Arvard Fairbanks
Chrysler immediately agreed, "That's it! The Dodge gets the ram!" And it did, beginning with the 1933 models.

In 1981 the ram moved beyond a symbol as Dodge Ram became the formal name for the company's full-size.

Fairbanks, who died at age 90 in 1987, created inspiring works, characterized by a fusion of classical realism and modern sensibilities. He studied art in the United States and Europe, and earned his doctorate in anatomy at the University of Michigan, where he was a professor of sculpture.

The artist created more than 100 public monuments dedicated to American leaders and historical events, four of which are located in the Capitol in Washington, D.C.

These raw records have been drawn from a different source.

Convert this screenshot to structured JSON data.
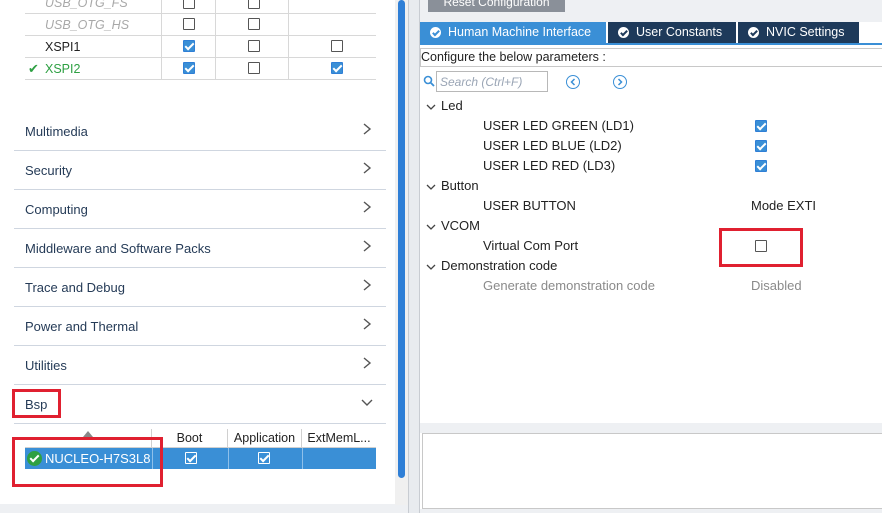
{
  "peripherals": [
    {
      "name": "USB_OTG_FS",
      "state": "grey",
      "c1": false,
      "c2": false,
      "c3": null
    },
    {
      "name": "USB_OTG_HS",
      "state": "grey",
      "c1": false,
      "c2": false,
      "c3": null
    },
    {
      "name": "XSPI1",
      "state": "normal",
      "c1": true,
      "c2": false,
      "c3": false
    },
    {
      "name": "XSPI2",
      "state": "green",
      "c1": true,
      "c2": false,
      "c3": true
    }
  ],
  "categories": [
    "Multimedia",
    "Security",
    "Computing",
    "Middleware and Software Packs",
    "Trace and Debug",
    "Power and Thermal",
    "Utilities",
    "Bsp"
  ],
  "bsp": {
    "headers": [
      "Boot",
      "Application",
      "ExtMemL..."
    ],
    "row": {
      "name": "NUCLEO-H7S3L8",
      "boot": true,
      "application": true
    }
  },
  "right": {
    "reset_button": "Reset Configuration",
    "tabs": [
      "Human Machine Interface",
      "User Constants",
      "NVIC Settings"
    ],
    "configure_label": "Configure the below parameters :",
    "search_placeholder": "Search (Ctrl+F)",
    "groups": {
      "led": {
        "label": "Led",
        "items": [
          {
            "label": "USER LED GREEN  (LD1)",
            "checked": true
          },
          {
            "label": "USER LED BLUE (LD2)",
            "checked": true
          },
          {
            "label": "USER LED RED (LD3)",
            "checked": true
          }
        ]
      },
      "button": {
        "label": "Button",
        "item": {
          "label": "USER BUTTON",
          "value": "Mode EXTI"
        }
      },
      "vcom": {
        "label": "VCOM",
        "item": {
          "label": "Virtual Com Port",
          "checked": false
        }
      },
      "demo": {
        "label": "Demonstration code",
        "item": {
          "label": "Generate demonstration code",
          "value": "Disabled"
        }
      }
    }
  },
  "colors": {
    "accent": "#3a8fd6",
    "tab_dark": "#1e3a5a",
    "highlight_red": "#e02030",
    "ok_green": "#2ea043"
  }
}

Some of his other commissioned projects were designs for original radiator ornaments, including both the ram and Plymouth's winged mermaid.